Trouble in the Transatlantic Alliance
On the eve of Donald Trump’s first state visit to the U.K., Washington’s “special relationship” with London is looking … rather unextraordinary, even though the White House said the purpose of the trip was to “reaffirm” that relationship.
That close cooperation has been crucial at countless points in history, with no better example than D-Day, which Trump will commemorate in Normandy this week after meeting with Queen Elizabeth II and Theresa May. But it’s in danger.
“The special relationship is arguably at its lowest point since the Suez crisis of 1956,” argues Thomas Wright. Trump, he writes, has interfered in the U.K.’s domestic politics and “repeatedly undermined its national security.”

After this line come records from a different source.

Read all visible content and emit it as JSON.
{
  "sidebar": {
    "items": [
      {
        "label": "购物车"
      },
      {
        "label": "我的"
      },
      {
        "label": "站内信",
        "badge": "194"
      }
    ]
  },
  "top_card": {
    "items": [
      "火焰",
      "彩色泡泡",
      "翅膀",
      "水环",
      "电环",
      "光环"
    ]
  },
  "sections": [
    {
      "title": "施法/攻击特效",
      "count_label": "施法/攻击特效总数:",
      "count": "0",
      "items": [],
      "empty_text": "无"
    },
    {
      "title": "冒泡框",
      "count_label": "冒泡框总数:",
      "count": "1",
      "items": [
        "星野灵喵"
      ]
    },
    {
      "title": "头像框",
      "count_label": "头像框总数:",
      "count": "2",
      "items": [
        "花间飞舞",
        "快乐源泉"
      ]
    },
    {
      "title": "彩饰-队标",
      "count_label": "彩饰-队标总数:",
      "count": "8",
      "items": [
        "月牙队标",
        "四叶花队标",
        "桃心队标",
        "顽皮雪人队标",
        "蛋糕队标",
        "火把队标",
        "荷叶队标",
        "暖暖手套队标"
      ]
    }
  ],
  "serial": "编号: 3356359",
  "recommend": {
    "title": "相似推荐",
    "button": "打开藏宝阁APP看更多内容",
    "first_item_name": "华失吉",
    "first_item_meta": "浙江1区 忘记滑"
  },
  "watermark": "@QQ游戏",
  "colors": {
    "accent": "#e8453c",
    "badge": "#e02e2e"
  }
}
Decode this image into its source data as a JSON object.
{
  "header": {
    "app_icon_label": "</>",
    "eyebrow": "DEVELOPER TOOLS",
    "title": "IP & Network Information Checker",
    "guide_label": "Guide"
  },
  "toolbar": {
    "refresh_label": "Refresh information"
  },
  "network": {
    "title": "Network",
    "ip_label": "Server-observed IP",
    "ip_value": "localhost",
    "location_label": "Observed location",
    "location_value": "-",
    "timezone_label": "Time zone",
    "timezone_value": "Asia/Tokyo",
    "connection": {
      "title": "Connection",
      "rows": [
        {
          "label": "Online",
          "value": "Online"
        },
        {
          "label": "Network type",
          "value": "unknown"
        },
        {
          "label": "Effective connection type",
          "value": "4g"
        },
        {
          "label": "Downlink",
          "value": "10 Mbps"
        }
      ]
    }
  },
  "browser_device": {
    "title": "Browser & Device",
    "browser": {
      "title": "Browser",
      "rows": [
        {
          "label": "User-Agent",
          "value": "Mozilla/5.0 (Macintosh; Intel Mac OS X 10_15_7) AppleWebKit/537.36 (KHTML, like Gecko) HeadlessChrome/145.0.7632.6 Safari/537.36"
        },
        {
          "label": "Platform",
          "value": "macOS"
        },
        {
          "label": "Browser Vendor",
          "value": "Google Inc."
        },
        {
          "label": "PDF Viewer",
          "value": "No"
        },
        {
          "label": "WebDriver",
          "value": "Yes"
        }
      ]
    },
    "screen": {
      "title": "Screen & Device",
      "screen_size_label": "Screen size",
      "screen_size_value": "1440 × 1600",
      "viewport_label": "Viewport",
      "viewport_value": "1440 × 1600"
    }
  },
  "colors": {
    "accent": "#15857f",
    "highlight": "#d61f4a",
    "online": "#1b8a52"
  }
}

This largely ceremonial trip to Europe offers Trump a rare opportunity for a “reset”—to follow the precedent of former presidents in distress who have gone on foreign trips to take attention away from chaos back in Washington. Except the chaos always seems to follow Trump: “In past visits to Europe, he’s ignited international incidents of varying degrees,” Peter Nicholas writes.